New Jersey Gov. Chris Christie followed through on his word Friday, vetoing a gay marriage bill passed by the state’s legislature a day earlier.
“I am adhering to what I’ve said since this bill was first introduced - an issue of this magnitude and importance, which requires a constitutional amendment, should be left to the people of New Jersey to decide,” Christie said in a statement.
Christie is urging the legislature to put the measure on the ballot in the form of a referendum.
“This is the only path to amend our state Constitution and the best way to resolve the issue of same-sex marriage in our state,” he said.
Democrats were not surprised by the veto. Christie, a Republican, announced his intentions last month at a town hall meeting.

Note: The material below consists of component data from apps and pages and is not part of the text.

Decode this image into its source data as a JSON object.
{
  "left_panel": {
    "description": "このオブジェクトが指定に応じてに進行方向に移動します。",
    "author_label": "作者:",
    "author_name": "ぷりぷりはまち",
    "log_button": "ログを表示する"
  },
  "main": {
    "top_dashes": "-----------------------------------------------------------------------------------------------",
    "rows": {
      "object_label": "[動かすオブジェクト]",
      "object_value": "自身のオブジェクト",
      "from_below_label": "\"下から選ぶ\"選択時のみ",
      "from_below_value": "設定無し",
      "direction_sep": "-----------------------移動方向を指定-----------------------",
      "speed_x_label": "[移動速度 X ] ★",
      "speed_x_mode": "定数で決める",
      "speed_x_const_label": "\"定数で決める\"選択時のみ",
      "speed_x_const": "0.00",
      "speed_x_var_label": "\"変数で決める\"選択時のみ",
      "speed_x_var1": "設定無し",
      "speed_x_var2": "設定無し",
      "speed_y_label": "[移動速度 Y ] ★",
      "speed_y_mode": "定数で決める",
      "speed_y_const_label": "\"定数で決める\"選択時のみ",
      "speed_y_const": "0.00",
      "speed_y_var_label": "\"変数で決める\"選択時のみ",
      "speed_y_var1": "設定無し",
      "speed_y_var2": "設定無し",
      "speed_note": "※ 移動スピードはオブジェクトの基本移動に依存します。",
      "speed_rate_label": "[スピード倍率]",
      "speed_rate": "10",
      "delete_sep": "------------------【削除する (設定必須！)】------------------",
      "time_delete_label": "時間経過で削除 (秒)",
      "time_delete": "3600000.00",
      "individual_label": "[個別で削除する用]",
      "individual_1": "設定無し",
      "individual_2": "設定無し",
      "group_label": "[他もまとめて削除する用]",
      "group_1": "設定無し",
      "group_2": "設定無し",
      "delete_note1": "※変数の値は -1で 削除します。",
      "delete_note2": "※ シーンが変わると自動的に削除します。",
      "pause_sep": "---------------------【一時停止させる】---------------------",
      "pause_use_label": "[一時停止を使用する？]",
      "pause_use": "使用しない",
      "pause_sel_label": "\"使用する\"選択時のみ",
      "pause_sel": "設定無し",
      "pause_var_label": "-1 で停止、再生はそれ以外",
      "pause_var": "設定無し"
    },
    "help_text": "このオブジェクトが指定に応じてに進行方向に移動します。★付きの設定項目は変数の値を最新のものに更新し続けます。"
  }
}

Yet Senate President Stephen Sweeney, a Democrat, denounced the governor’s action and vowed to work to override it.
“Governor Christie’s veto is a shameful act hidden behind the guise of a public referendum. Today, he firmly planted his feet on the wrong side of history,” he said in a statement. “He had a chance to do the right thing, and failed miserably.”
New Jersey lawmakers now have until Jan. 2014 to muster a two-thirds majority vote in each chamber to override the governor’s veto.
Gay marriage supporters need three more votes in the Senate to override the veto. Senate Democrats passed the bill 24-16. The Assembly, which passed the bill 42-33, needs needs 14 more votes for a veto override.
On Thursday, the Democratic-controlled Assembly voted 42-33 in favor of gay marriage.
That vote came after emotional speeches from both sides on Thursday.
Seven states and the District of Columbia recognize same-sex marriage.